Again he says,
It must not be forgotten or denied that there are continually exhibited within its [the Bible’s] pages truths seemingly opposed to each other. It is the glory of man’s intellect to produce oneness. His aim is to trace different results to one principle, to clear it of ambiguities, to show how, through varied appearances, one law holds. Anything that stands in the way of the completeness of this, he eludes or denies, as something destructive of the glory and of the efficiency of his discovery. But it is not so with God.
This is exactly what the Melodyland speaker does. This is why we say he has a blind spot. He cannot accept the two, which seem like opposing sides, but are in reality two sides of one thing. He simply has to make everything fit. He has to force it into his theological mold. What he cannot make fit he either does not quote, or else wrenches, in order to make it say what his premise already holds. So he either eludes it or denies it.

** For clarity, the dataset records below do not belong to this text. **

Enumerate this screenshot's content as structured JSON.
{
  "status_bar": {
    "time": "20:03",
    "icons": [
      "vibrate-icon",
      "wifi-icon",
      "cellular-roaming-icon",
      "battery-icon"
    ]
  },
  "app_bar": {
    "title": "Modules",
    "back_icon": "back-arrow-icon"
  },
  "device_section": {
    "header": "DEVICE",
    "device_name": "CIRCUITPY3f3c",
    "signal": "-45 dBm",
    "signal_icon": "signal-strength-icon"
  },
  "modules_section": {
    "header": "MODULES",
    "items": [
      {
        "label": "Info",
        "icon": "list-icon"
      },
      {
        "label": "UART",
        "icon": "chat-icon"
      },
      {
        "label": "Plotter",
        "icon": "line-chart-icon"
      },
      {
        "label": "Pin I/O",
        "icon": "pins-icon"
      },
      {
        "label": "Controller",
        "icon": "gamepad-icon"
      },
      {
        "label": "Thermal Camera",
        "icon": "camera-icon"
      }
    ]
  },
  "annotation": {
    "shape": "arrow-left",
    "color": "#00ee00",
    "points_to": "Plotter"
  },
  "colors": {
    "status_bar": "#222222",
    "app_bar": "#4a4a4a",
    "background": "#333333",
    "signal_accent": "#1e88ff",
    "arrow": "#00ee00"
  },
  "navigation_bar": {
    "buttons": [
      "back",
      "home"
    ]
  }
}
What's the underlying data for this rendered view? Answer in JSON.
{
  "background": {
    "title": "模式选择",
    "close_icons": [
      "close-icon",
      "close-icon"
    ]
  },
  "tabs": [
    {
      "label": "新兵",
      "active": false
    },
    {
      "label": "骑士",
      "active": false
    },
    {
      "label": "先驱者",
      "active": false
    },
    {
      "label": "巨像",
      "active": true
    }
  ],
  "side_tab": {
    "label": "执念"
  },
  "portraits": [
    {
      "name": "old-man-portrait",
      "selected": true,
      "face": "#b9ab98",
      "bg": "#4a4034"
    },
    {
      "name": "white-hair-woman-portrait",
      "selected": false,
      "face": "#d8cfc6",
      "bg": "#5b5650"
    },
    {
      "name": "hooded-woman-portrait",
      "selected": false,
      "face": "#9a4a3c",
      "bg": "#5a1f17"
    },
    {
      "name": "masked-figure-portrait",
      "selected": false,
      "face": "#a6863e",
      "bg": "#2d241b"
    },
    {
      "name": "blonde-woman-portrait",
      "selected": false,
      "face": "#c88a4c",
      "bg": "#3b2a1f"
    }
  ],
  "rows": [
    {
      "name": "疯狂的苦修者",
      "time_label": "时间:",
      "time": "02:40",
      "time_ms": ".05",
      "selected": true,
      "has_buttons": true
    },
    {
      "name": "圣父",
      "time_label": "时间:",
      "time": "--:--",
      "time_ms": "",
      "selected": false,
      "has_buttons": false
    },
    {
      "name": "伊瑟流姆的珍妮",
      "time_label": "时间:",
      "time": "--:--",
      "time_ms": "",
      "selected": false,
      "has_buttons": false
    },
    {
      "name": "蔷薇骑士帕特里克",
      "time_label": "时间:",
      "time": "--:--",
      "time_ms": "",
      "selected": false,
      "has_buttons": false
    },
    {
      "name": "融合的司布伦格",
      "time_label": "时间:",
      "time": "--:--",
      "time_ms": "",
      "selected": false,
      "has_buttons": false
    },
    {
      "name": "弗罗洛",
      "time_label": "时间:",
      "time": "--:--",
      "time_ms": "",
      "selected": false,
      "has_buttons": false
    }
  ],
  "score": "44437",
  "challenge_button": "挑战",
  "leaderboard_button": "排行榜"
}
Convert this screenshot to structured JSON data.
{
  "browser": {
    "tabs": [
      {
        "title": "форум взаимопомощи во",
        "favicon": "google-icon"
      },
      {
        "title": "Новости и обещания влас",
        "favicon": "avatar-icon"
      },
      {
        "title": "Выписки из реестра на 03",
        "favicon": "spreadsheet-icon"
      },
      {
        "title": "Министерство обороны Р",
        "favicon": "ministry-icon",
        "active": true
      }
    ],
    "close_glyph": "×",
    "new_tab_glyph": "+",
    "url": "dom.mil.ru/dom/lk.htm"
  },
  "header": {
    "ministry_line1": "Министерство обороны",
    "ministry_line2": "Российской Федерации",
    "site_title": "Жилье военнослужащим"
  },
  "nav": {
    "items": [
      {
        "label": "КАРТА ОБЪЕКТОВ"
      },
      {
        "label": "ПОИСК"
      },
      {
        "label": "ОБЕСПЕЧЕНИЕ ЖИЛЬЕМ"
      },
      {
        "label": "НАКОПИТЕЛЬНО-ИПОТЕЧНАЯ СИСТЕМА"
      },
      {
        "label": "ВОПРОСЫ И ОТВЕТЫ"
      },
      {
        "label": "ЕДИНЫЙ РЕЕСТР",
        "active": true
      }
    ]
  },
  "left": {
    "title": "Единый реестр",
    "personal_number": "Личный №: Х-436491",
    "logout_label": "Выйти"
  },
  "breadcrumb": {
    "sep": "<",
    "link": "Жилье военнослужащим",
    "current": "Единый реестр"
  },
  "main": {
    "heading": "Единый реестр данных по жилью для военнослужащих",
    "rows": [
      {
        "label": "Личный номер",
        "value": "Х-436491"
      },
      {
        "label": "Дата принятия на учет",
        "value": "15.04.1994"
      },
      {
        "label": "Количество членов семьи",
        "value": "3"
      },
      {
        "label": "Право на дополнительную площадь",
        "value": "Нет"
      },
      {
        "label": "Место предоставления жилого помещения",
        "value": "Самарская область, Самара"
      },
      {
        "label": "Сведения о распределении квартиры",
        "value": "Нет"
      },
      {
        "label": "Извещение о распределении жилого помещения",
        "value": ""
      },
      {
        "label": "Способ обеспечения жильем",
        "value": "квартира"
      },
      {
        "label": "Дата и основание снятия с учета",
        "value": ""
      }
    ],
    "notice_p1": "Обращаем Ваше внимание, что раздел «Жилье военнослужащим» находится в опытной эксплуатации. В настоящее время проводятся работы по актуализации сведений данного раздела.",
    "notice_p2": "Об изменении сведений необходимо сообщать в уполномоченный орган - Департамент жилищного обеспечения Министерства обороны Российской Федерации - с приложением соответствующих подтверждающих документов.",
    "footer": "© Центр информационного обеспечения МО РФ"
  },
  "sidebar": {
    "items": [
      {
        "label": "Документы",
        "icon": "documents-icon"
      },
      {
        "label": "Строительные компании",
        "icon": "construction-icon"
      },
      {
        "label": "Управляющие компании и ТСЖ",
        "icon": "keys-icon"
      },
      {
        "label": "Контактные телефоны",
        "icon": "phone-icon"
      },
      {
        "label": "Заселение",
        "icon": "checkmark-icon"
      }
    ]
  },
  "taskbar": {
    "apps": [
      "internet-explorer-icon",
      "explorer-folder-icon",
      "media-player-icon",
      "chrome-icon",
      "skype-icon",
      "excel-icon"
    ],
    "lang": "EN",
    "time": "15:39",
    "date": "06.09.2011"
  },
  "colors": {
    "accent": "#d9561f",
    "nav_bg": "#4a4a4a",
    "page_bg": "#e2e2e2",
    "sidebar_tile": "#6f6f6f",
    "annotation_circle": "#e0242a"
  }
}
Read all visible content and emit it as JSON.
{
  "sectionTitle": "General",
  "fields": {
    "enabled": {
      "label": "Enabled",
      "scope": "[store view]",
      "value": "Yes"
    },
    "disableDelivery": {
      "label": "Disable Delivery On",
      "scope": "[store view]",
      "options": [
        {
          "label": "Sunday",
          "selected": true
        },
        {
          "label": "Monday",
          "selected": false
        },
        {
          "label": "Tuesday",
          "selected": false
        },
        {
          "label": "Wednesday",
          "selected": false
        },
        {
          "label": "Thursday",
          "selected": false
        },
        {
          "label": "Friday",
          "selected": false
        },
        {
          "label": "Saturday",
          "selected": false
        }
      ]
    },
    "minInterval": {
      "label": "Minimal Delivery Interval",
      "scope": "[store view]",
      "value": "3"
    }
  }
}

It is so good to be able to come simply to the Word of God with no premise and derive our premise from within the Word; not to superimpose our premise upon the Word. We love to study the Bible to find out what is in the Bible.
Copyright © 1994 Living Stream, Anaheim, CA, USA. All rights reserved. Reproduced by permission.